What the task requires — Which lines of the records hold the string "settings"? Report only how many of them there are.

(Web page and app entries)
————

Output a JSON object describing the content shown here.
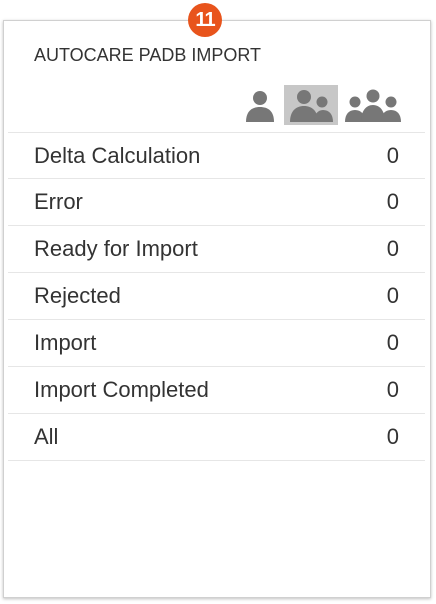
{
  "badge": {
    "text": "11",
    "color": "#e8541c"
  },
  "card": {
    "title": "AUTOCARE PADB IMPORT",
    "view_icons": [
      "single-user-icon",
      "two-users-icon",
      "group-users-icon"
    ],
    "selected_view": "two-users-icon",
    "rows": [
      {
        "label": "Delta Calculation",
        "count": "0"
      },
      {
        "label": "Error",
        "count": "0"
      },
      {
        "label": "Ready for Import",
        "count": "0"
      },
      {
        "label": "Rejected",
        "count": "0"
      },
      {
        "label": "Import",
        "count": "0"
      },
      {
        "label": "Import Completed",
        "count": "0"
      },
      {
        "label": "All",
        "count": "0"
      }
    ]
  }
}
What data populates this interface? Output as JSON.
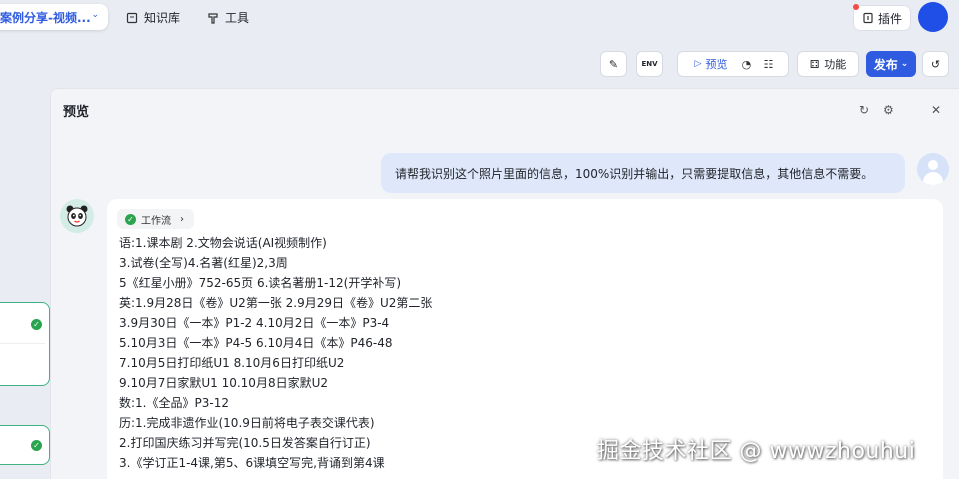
{
  "topnav": {
    "app_title": "案例分享-视频...",
    "links": [
      {
        "label": "知识库",
        "icon": "book-icon"
      },
      {
        "label": "工具",
        "icon": "tool-icon"
      }
    ],
    "plugin_label": "插件"
  },
  "toolbar": {
    "preview_label": "预览",
    "features_label": "功能",
    "publish_label": "发布"
  },
  "panel": {
    "title": "预览",
    "user_message": "请帮我识别这个照片里面的信息，100%识别并输出，只需要提取信息，其他信息不需要。",
    "workflow_chip": "工作流",
    "response_lines": [
      "语:1.课本剧 2.文物会说话(AI视频制作)",
      "3.试卷(全写)4.名著(红星)2,3周",
      "5《红星小册》752-65页 6.读名著册1-12(开学补写)",
      "英:1.9月28日《卷》U2第一张 2.9月29日《卷》U2第二张",
      "3.9月30日《一本》P1-2 4.10月2日《一本》P3-4",
      "5.10月3日《一本》P4-5 6.10月4日《本》P46-48",
      "7.10月5日打印纸U1 8.10月6日打印纸U2",
      "9.10月7日家默U1 10.10月8日家默U2",
      "数:1.《全品》P3-12",
      "历:1.完成非遗作业(10.9日前将电子表交课代表)",
      "2.打印国庆练习并写完(10.5日发答案自行订正)",
      "3.《学订正1-4课,第5、6课填空写完,背诵到第4课"
    ]
  },
  "watermark": "掘金技术社区 @ wwwzhouhui",
  "colors": {
    "accent": "#2f5be0",
    "success": "#2aa44f",
    "user_bubble": "#dfe8fb",
    "canvas_bg": "#e9ecf3"
  }
}
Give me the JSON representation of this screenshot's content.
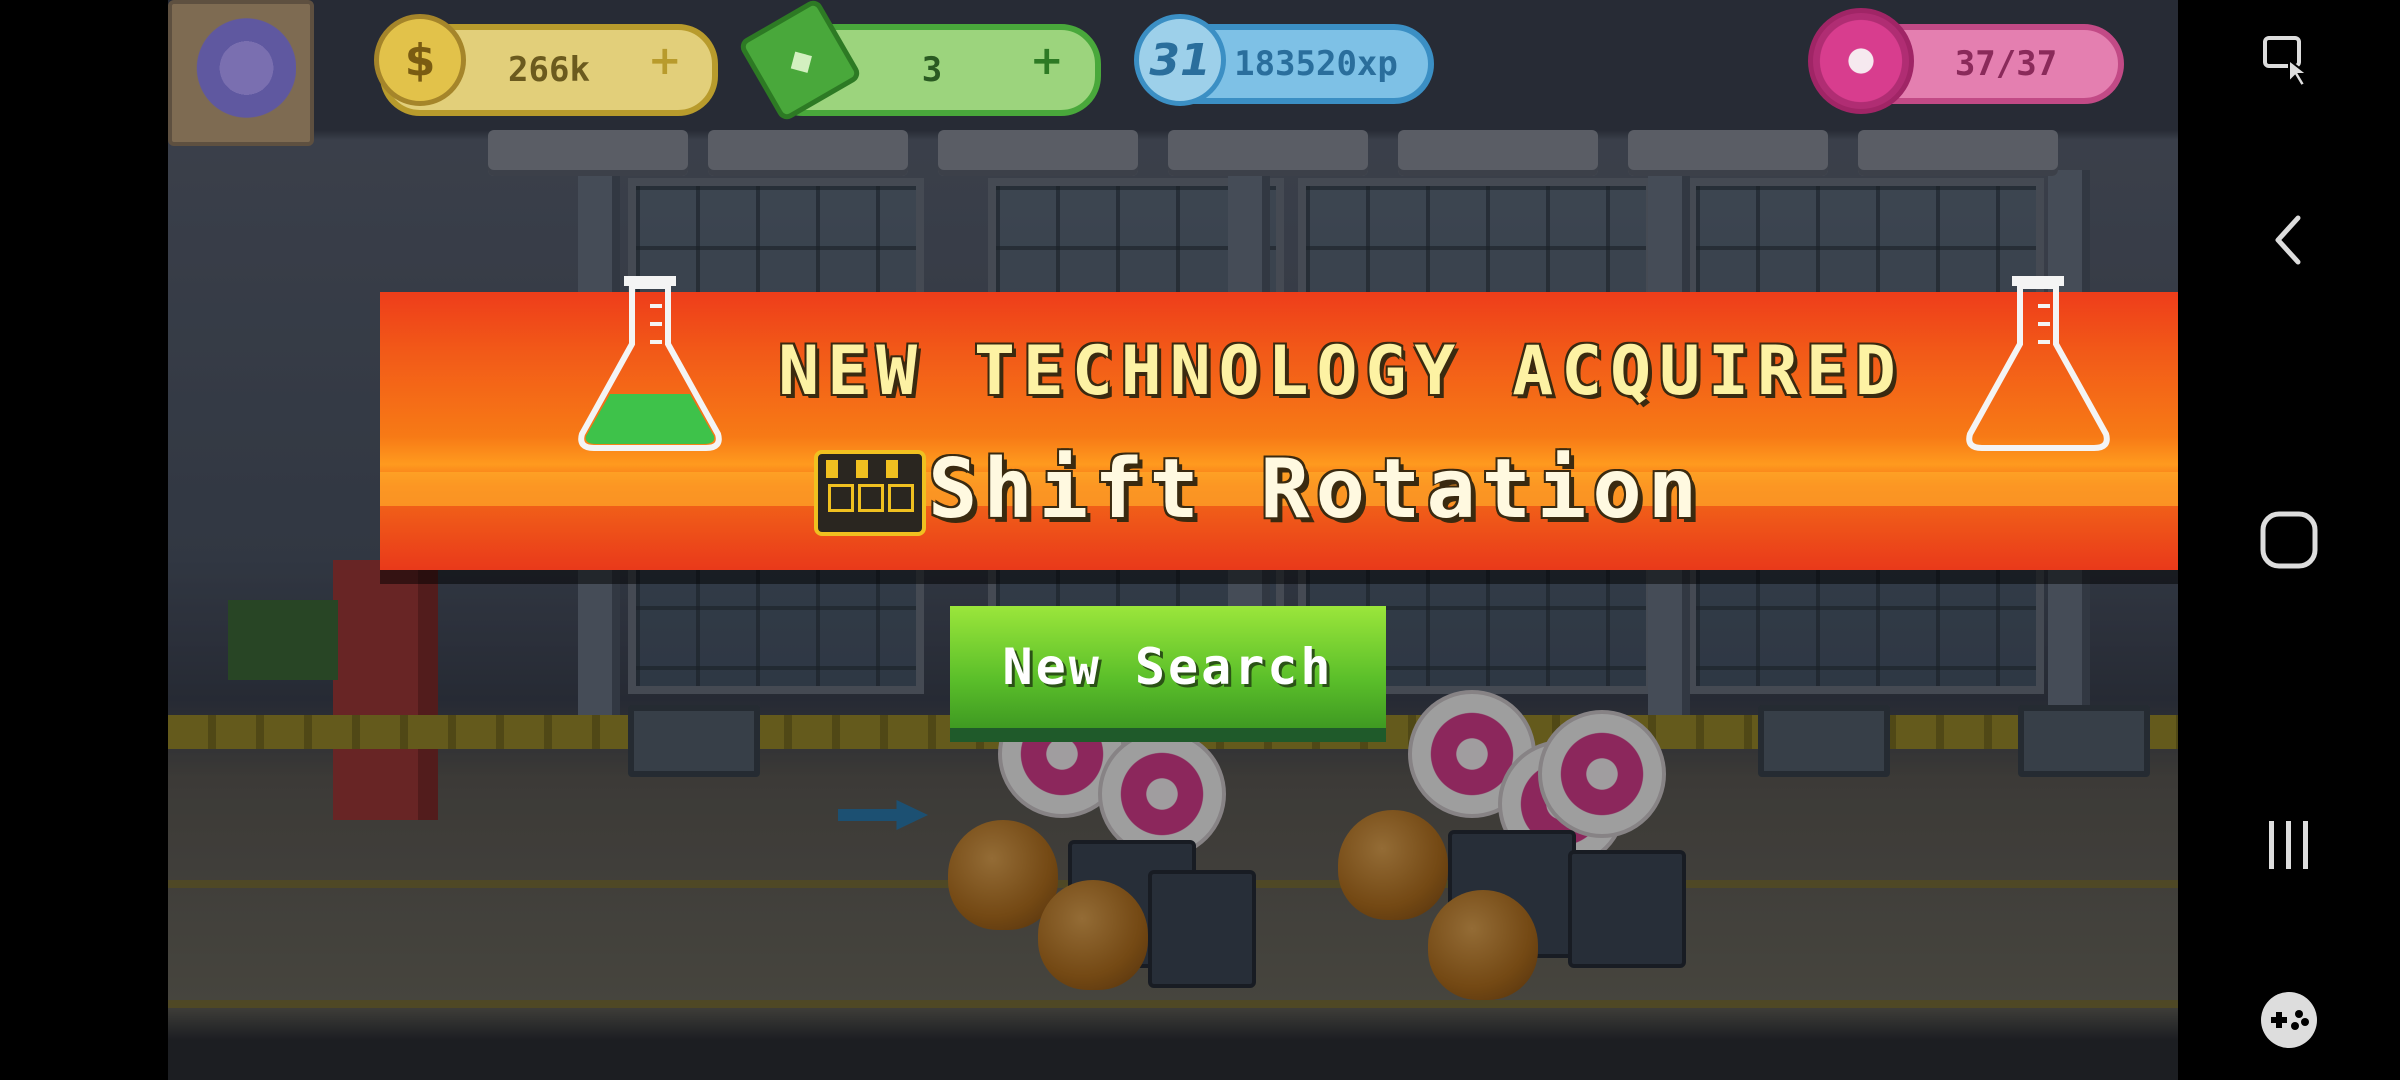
{
  "hud": {
    "coins": {
      "icon": "coin-icon",
      "value": "266k",
      "plus": "+"
    },
    "cash": {
      "icon": "cash-icon",
      "value": "3",
      "plus": "+"
    },
    "level": {
      "icon": "level-badge-icon",
      "level": "31",
      "xp": "183520xp"
    },
    "donuts": {
      "icon": "donut-icon",
      "value": "37/37"
    }
  },
  "banner": {
    "title": "NEW TECHNOLOGY ACQUIRED",
    "tech_name": "Shift Rotation",
    "tech_icon": "factory-shifts-icon",
    "flask_icons": [
      "flask-green-icon",
      "flask-empty-icon"
    ]
  },
  "actions": {
    "new_search_label": "New Search"
  },
  "system_nav": {
    "items": [
      "screen-capture-icon",
      "back-icon",
      "home-icon",
      "recents-icon",
      "game-tools-icon"
    ]
  },
  "colors": {
    "banner_red": "#ee3d1a",
    "banner_orange": "#f77a16",
    "title_yellow": "#fdf2a3",
    "button_green": "#5bbf2a",
    "coin_gold": "#e2c24a",
    "cash_green": "#49a83b",
    "xp_blue": "#4aa5d8",
    "donut_pink": "#d83d8e"
  }
}
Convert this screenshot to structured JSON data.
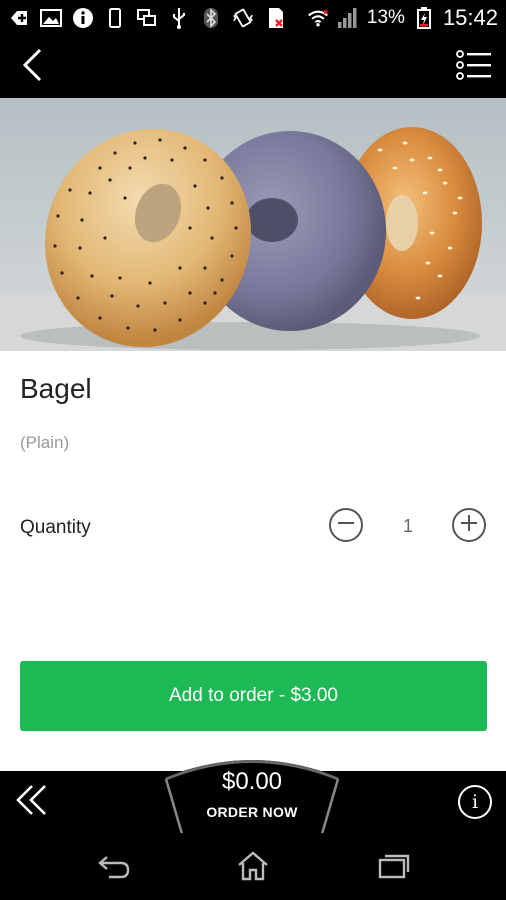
{
  "status_bar": {
    "battery_percent": "13%",
    "time": "15:42",
    "icons": [
      "add-icon",
      "image-icon",
      "info-icon",
      "phone-icon",
      "windows-icon",
      "usb-icon",
      "bluetooth-icon",
      "vibrate-icon",
      "sd-card-icon",
      "wifi-icon",
      "signal-icon",
      "battery-charging-icon"
    ]
  },
  "action_bar": {
    "back_icon": "chevron-left-icon",
    "menu_icon": "list-menu-icon"
  },
  "item": {
    "name": "Bagel",
    "option": "(Plain)",
    "quantity_label": "Quantity",
    "quantity": "1",
    "add_button_label": "Add to order - $3.00"
  },
  "bottom_bar": {
    "order_total": "$0.00",
    "order_now_label": "ORDER NOW",
    "info_glyph": "i"
  },
  "colors": {
    "accent_green": "#1db954",
    "bar_black": "#000000"
  }
}
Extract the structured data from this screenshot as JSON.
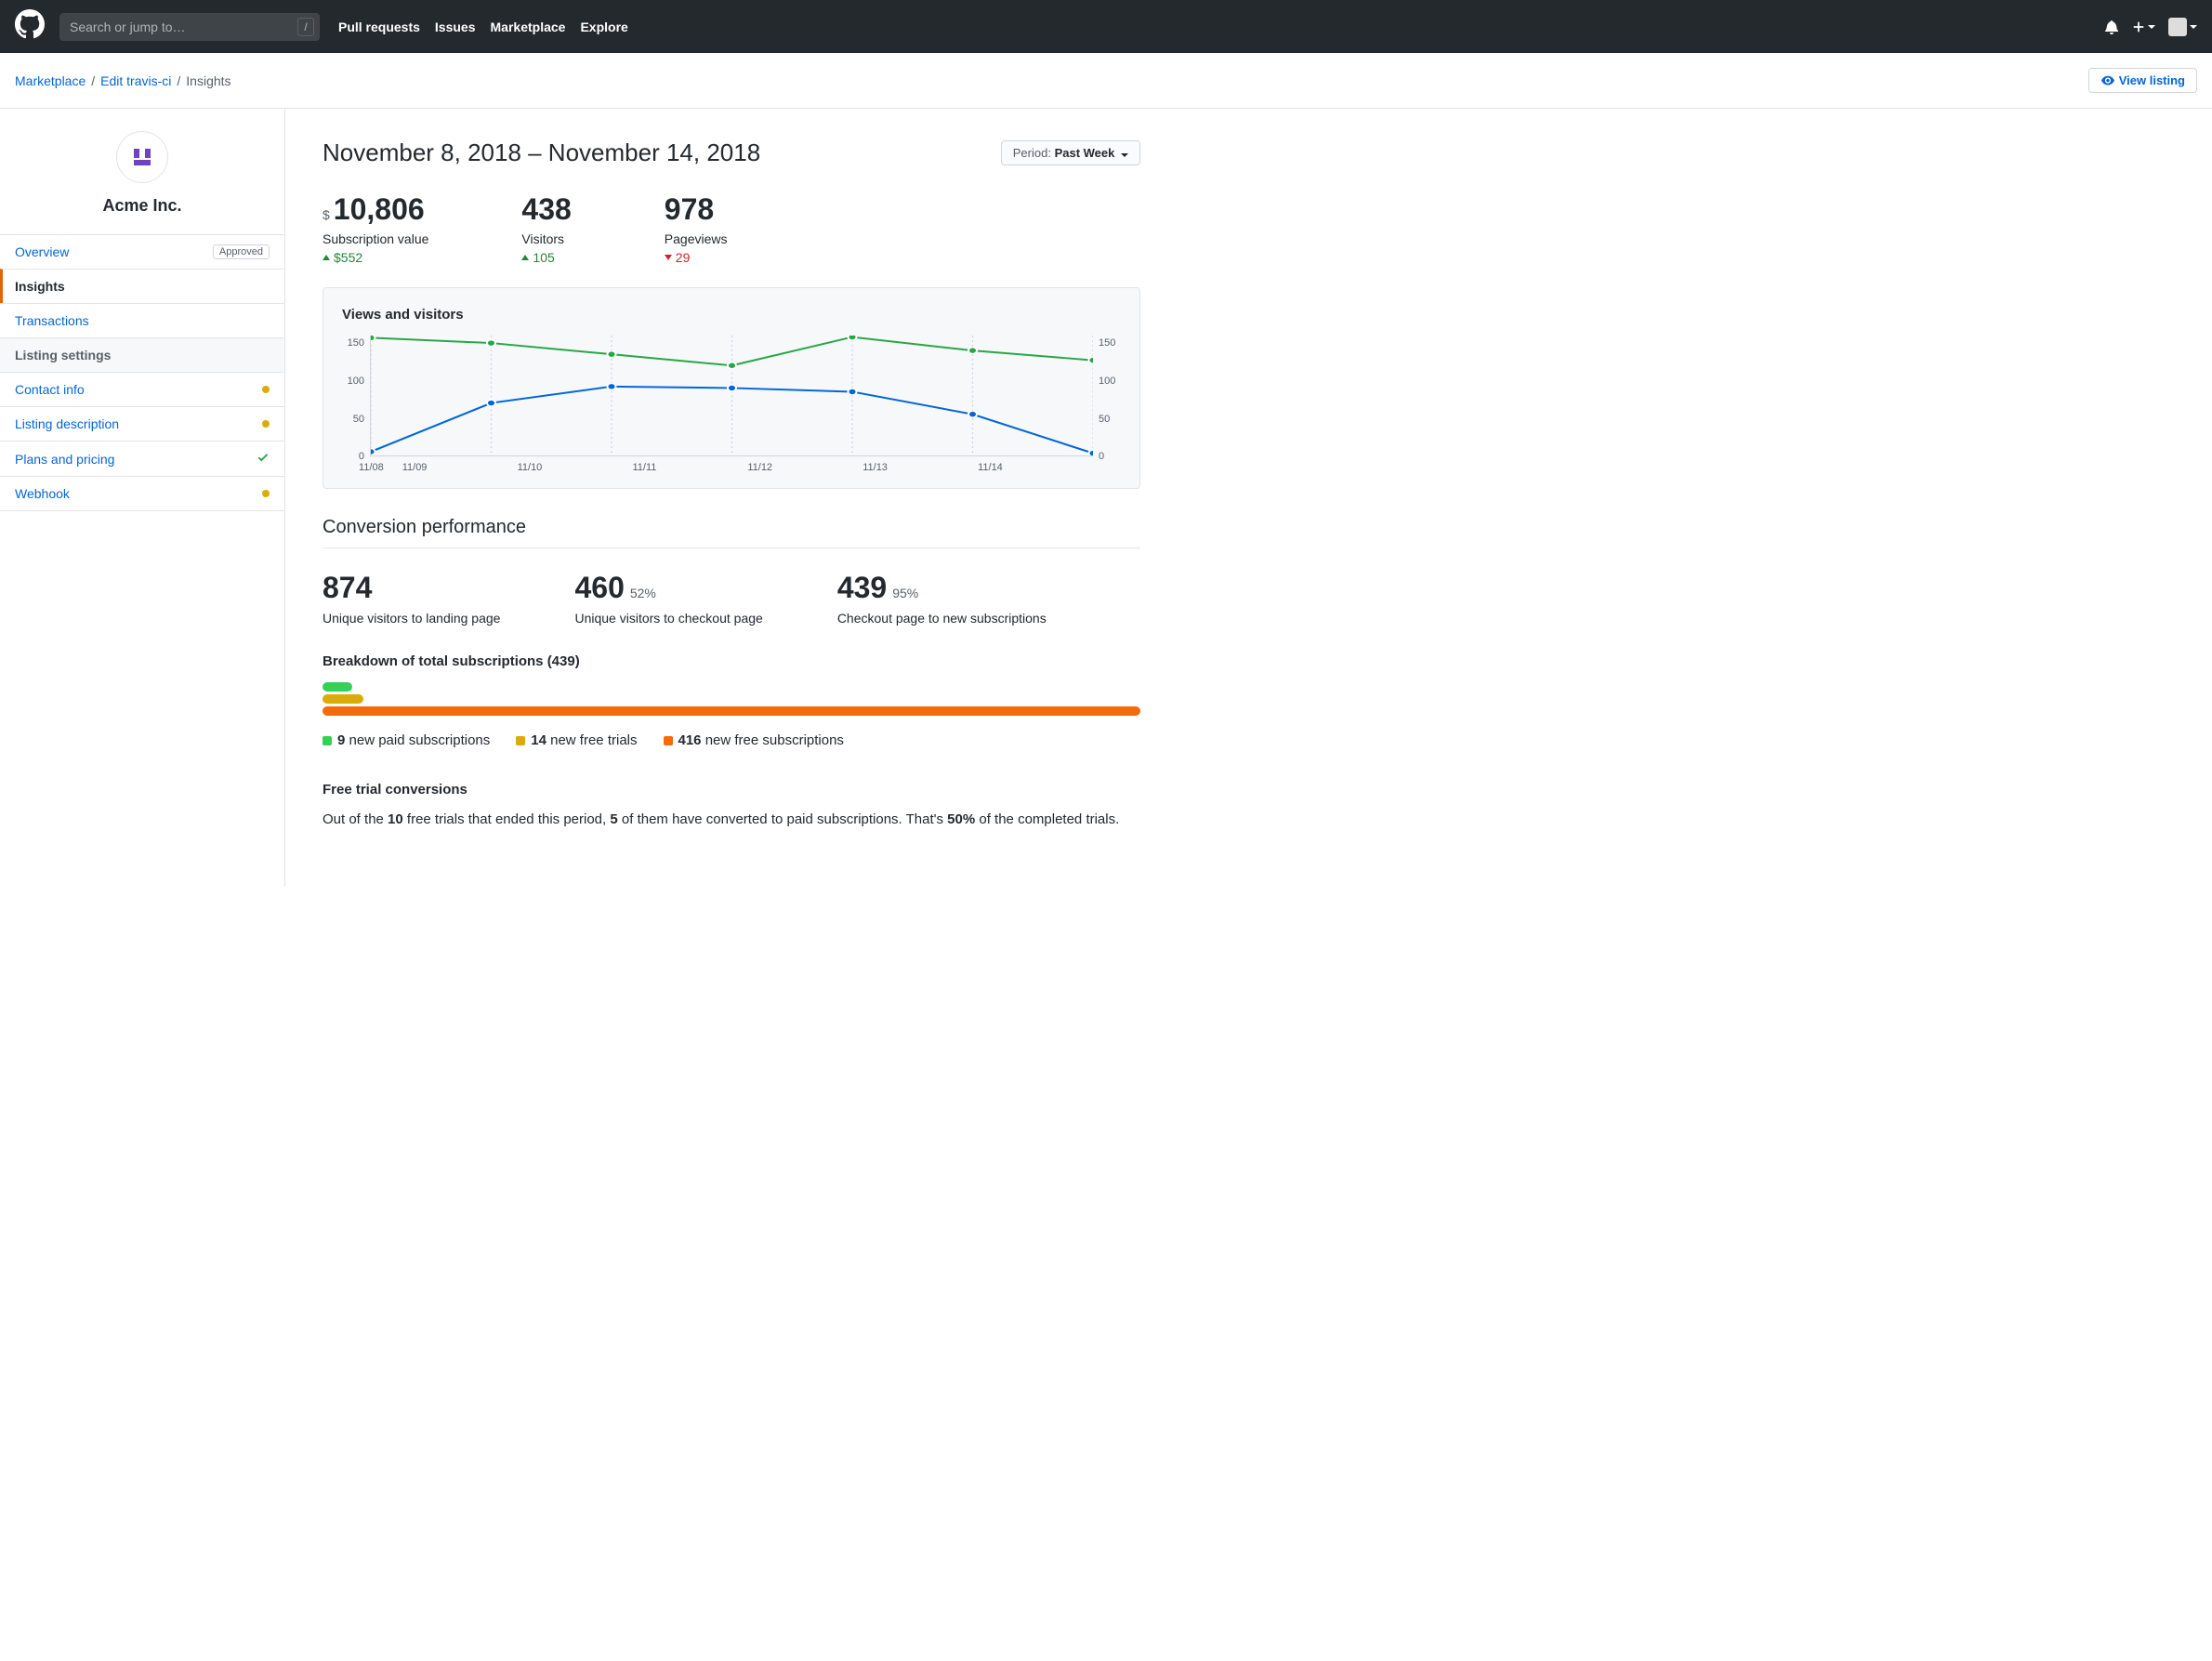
{
  "header": {
    "search_placeholder": "Search or jump to…",
    "nav": [
      "Pull requests",
      "Issues",
      "Marketplace",
      "Explore"
    ]
  },
  "breadcrumb": {
    "a": "Marketplace",
    "b": "Edit travis-ci",
    "c": "Insights",
    "view_listing": "View listing"
  },
  "sidebar": {
    "org": "Acme Inc.",
    "items": [
      {
        "label": "Overview",
        "badge": "Approved"
      },
      {
        "label": "Insights",
        "active": true
      },
      {
        "label": "Transactions"
      }
    ],
    "settings_header": "Listing settings",
    "settings": [
      {
        "label": "Contact info"
      },
      {
        "label": "Listing description"
      },
      {
        "label": "Plans and pricing"
      },
      {
        "label": "Webhook"
      }
    ]
  },
  "page": {
    "title": "November 8, 2018 – November 14, 2018",
    "period_label": "Period: ",
    "period_value": "Past Week"
  },
  "stats": {
    "sub_value": "10,806",
    "sub_label": "Subscription value",
    "sub_delta": "$552",
    "visitors_value": "438",
    "visitors_label": "Visitors",
    "visitors_delta": "105",
    "pv_value": "978",
    "pv_label": "Pageviews",
    "pv_delta": "29"
  },
  "chart_data": {
    "type": "line",
    "title": "Views and visitors",
    "categories": [
      "11/08",
      "11/09",
      "11/10",
      "11/11",
      "11/12",
      "11/13",
      "11/14"
    ],
    "series": [
      {
        "name": "visitors",
        "values": [
          157,
          150,
          135,
          120,
          158,
          140,
          127
        ],
        "color": "#28a745"
      },
      {
        "name": "views",
        "values": [
          5,
          70,
          92,
          90,
          85,
          55,
          3
        ],
        "color": "#0366d6"
      }
    ],
    "ylabel": "",
    "xlabel": "",
    "y_left": [
      150,
      100,
      50,
      0
    ],
    "y_right": [
      150,
      100,
      50,
      0
    ],
    "ylim": [
      0,
      160
    ]
  },
  "conversion": {
    "title": "Conversion performance",
    "landing_v": "874",
    "landing_l": "Unique visitors to landing page",
    "checkout_v": "460",
    "checkout_pct": "52%",
    "checkout_l": "Unique visitors to checkout page",
    "subs_v": "439",
    "subs_pct": "95%",
    "subs_l": "Checkout page to new subscriptions"
  },
  "breakdown": {
    "title": "Breakdown of total subscriptions (439)",
    "paid_n": "9",
    "paid_t": " new paid subscriptions",
    "trial_n": "14",
    "trial_t": " new free trials",
    "free_n": "416",
    "free_t": " new free subscriptions"
  },
  "free_trial": {
    "title": "Free trial conversions",
    "p1a": "Out of the ",
    "p1b": "10",
    "p1c": " free trials that ended this period, ",
    "p1d": "5",
    "p1e": " of them have converted to paid subscriptions. That's ",
    "p1f": "50%",
    "p1g": " of the completed trials."
  }
}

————

Written response — 2